Most cars run on this. It is a specialised fossil fuel designed for four-stroke engines, something found in standard cars. Advantages of petrol include it enabling your vehicles to start swiftly. Also, they are able to accelerate rapidly whilst working quietly.
On the other side, petrol contributes to pollution as it generates carbon dioxide. It also produces smog and is a global warming contributor.
To this day, petrol remains one of the most readily available fuels. However, the limited resources for production make it a non-renewable resource.
If you intend to buy a truck or tractor, you would likely be utilising this fuel source. Transport motors such as trains, boats, trucks, and buses need diesel to run. Some private cars also use it.
Similar to petrol, diesel is a non-renewable fuel. It also generates organic compounds that result in smog. Furthermore, it still adds to pollution despite producing less carbon dioxide.
Propane or LPG

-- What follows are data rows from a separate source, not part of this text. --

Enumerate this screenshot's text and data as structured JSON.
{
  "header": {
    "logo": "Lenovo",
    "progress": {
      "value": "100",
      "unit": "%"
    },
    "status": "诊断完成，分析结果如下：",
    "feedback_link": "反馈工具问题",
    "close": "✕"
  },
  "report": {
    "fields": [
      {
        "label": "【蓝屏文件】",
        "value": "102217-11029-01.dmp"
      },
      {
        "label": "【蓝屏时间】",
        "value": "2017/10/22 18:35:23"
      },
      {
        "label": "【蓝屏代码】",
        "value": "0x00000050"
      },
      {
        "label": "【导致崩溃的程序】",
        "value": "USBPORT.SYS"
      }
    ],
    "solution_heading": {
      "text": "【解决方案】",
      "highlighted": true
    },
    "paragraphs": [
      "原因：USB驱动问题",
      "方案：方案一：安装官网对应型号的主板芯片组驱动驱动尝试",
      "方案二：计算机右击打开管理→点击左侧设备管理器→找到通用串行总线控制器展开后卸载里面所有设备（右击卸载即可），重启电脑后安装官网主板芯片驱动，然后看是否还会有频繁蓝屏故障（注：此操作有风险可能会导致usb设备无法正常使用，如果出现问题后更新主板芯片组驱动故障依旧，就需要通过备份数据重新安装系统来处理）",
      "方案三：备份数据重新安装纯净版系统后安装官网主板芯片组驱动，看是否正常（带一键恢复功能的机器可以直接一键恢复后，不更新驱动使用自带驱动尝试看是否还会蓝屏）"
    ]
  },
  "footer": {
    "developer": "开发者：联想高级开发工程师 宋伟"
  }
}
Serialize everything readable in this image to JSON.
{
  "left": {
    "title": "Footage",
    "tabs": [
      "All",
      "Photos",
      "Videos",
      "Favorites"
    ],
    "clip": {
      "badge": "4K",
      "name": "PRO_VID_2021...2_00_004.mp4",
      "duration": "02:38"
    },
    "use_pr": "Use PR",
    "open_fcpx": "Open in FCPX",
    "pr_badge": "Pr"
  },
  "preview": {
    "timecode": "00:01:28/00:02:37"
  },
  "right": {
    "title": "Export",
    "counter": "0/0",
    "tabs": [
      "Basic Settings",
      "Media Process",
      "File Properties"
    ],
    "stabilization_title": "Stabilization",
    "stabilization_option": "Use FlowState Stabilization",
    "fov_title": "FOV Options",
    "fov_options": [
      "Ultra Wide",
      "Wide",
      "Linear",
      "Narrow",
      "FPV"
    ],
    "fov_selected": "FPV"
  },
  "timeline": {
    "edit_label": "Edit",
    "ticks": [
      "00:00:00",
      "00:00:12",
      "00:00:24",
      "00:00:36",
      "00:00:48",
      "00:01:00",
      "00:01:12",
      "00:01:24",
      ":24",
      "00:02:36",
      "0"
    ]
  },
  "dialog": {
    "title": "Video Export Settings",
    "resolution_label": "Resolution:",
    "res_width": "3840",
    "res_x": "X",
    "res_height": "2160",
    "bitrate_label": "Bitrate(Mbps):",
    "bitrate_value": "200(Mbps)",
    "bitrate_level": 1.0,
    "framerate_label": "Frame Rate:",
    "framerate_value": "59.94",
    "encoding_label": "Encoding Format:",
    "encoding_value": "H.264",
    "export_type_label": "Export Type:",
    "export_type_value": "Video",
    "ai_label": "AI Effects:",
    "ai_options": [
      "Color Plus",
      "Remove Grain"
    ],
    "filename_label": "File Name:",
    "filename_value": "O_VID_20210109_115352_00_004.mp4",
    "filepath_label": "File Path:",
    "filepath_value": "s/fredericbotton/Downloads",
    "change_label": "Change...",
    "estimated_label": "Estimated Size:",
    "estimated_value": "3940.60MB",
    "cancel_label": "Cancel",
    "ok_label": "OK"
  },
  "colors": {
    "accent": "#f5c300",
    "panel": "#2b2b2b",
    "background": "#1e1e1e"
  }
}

Some cars use propane or liquid petroleum. This acts as a clean fuel alternative to petrol. As a result, it doesn’t contribute to smog and has a lower cost.
The problem is only a limited number of car models make use of this fuel. Less than 1% of vehicles on the roads in the UK are LPG. So, many people are unlikely to ever encounter them. They are very rare for car brokers too.
Compressed natural gas
Called CNG for short, this is another environmentally friendly fuel solution that a few cars use. This is an odourless fuel too, and one that generates far less ozone-forming emissions than gasoline.
Again, the issue here is there are only limited CNG motors available in the UK. Many are fleet heavy-duty and light-duty vehicles that come with their own refuelling stations.
If you are seeking fuel made from renewable, natural products, this is it. Ethanol is a biofuel made from sugar cane, barley, and corn.
The thing to keep in mind here is that this fuel is often utilised more as an additive. For example, E10 is petrol that has 10% ethanol. Cars possessing a petrol engine are able to run ethanol blends such as E10 without modifications. What you should remember though is that you need to converse with your car dealer if you are considering this fuel type.
As its name implies, this is a diesel substitute created using natural resources. Examples include animal products, palm oil, rapeseed, or sugar beet. It is a fuel that generates less carbon dioxide emissions than petrol or standard diesel.
Biodiesel may sound like a wonderful alternative. But, some engines can’t process it. Talk with the manufacturer prior to switching.
Successful car brokers use our modules
At Auto Car Brokers, we provide our Car Broker Business Package to help people in getting started. What we are offering is a comprehensive business in a box that teaches you all about broking. All you need to do is unpack it and you can be off to the races.
So, if the world of car brokers interests you, give us a call or browse our website for more info. Then, you can purchase our materials via the site if you’re ready to begin.